Scientists said the findings show the efficacy of vaccines, which offer protection from severe disease.

In the UK, more than 33 million people have received at least one jab

The research found that out of 74,405 people who were admitted to hospital with Covid-19 between September and March, only 32 had received a vaccine at least three weeks before.

The findings were related to those who received just one jab, The Telegraph reports.

Meanwhile, other studies are ongoing to examine the level of protection people have after receiving two doses of a Covid vaccine.

Researcher Professor Calum Semple, from the University of Liverpool, said he was "absolutely delighted" with the results of the study.

He added that it shows that "vaccines are highly effective".

He said: "Not only do they work, but they work extraordinarily well."

Detailed results are due to be handed to the Scientific Advisory Group for Emergencies (Sage) on Wednesday.

With more details, it will be clear whether those who were admitted to hospital with Covid-19 after receiving a vaccine had milder symptoms than those who had not had a jab.

The total number of people who have received at least the first dose of a vaccine between December 8 and April 19 in the UK is 33,032,120, according to official government data.

After receiving their first jab, 10,425,790 have already been given a second dose of a vaccine.

For the first time since September, the latest figures showed fewer than 2,000 Covid-19 patients in hospital.

The positive news comes as coronavirus deaths dropped two thirds in a month with 33 fatalities recorded in the past 24 hours.

A further 2,524 cases were reported as Britain's infection rate continues to remain steady.

But despite the progress made by the vaccination programme and the lower number of infections and deaths, Boris Johnson said Covid restrictions will not be lifted sooner than outlined in his roadmap.

Boris Johnson said he will stick to his roadmap to ease lockdown restrictions

The Prime Minister acknowledged soaring cases in other countries and warnings from scientists that there will be another wave this year.

Mr Johnson told a Downing Street press conference: "We know that this vaccination programme is making a big difference.

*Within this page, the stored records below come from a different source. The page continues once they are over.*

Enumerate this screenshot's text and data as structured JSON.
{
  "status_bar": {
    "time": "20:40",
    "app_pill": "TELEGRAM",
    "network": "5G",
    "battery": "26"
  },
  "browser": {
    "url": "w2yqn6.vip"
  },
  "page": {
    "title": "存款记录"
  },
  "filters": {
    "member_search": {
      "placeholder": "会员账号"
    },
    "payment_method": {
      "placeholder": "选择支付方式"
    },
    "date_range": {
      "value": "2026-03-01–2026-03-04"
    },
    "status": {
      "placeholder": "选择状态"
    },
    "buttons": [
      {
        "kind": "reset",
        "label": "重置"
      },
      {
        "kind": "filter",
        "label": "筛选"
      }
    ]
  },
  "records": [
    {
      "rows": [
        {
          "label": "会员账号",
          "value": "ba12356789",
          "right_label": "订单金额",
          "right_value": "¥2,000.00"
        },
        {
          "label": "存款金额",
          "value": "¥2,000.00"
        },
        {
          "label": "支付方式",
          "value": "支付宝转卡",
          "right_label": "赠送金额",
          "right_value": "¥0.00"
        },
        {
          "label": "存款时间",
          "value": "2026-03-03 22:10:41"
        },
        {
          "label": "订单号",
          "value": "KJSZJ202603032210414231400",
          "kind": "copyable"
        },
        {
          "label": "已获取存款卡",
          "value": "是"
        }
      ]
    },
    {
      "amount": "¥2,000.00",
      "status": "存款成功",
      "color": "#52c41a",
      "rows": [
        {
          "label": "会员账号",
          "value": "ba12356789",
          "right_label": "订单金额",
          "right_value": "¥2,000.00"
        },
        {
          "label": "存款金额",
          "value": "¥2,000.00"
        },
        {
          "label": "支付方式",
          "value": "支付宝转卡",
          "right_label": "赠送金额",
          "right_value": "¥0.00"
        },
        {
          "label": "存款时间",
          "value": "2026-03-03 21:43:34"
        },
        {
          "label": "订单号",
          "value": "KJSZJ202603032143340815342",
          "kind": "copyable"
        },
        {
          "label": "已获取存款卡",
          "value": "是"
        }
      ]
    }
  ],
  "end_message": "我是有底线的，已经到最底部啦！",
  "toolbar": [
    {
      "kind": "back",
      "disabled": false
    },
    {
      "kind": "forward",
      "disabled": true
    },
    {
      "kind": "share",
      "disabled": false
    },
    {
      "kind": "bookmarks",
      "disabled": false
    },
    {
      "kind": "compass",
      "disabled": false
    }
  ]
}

"We know that it’s helping to reduce suffering and save lives, potentially on a very big scale.

"But we don’t yet know the full extent of the protection that we are building up; the exact strength of our defences – and as we look at what is happening in other countries with cases now at record numbers around the world, we cannot delude ourselves that Covid has gone away."

A man receives an AstraZeneca vaccination in London

A woman gets tested for Covid-19 at a coronavirus surge testing centre in Brockwell Park in south London

He added: "As we look at what is happening in other countries, with cases now at record numbers around the world, we cannot delude ourselves that Covid has gone away.

"I see nothing in the data now that makes me think we are going to have to deviate in any way from the road map - cautious but irreversible - that we have set out.

"But the majority of scientific opinion in this country is still firmly of the view that there will be another wave of Covid at some stage this year.

"And so we must, as far as possible, learn to live with this disease as we live with other diseases."

Yesterday, Matt Hancock announced that India has been put on the UK's travel red-list over the emergence of a worrying Covid variant there.

The Health Secretary said the Government is banning almost all travel from the country to protect the vaccine rollout here in Britain.

So far, 182 cases of the so-called Indian variant have been found in the UK.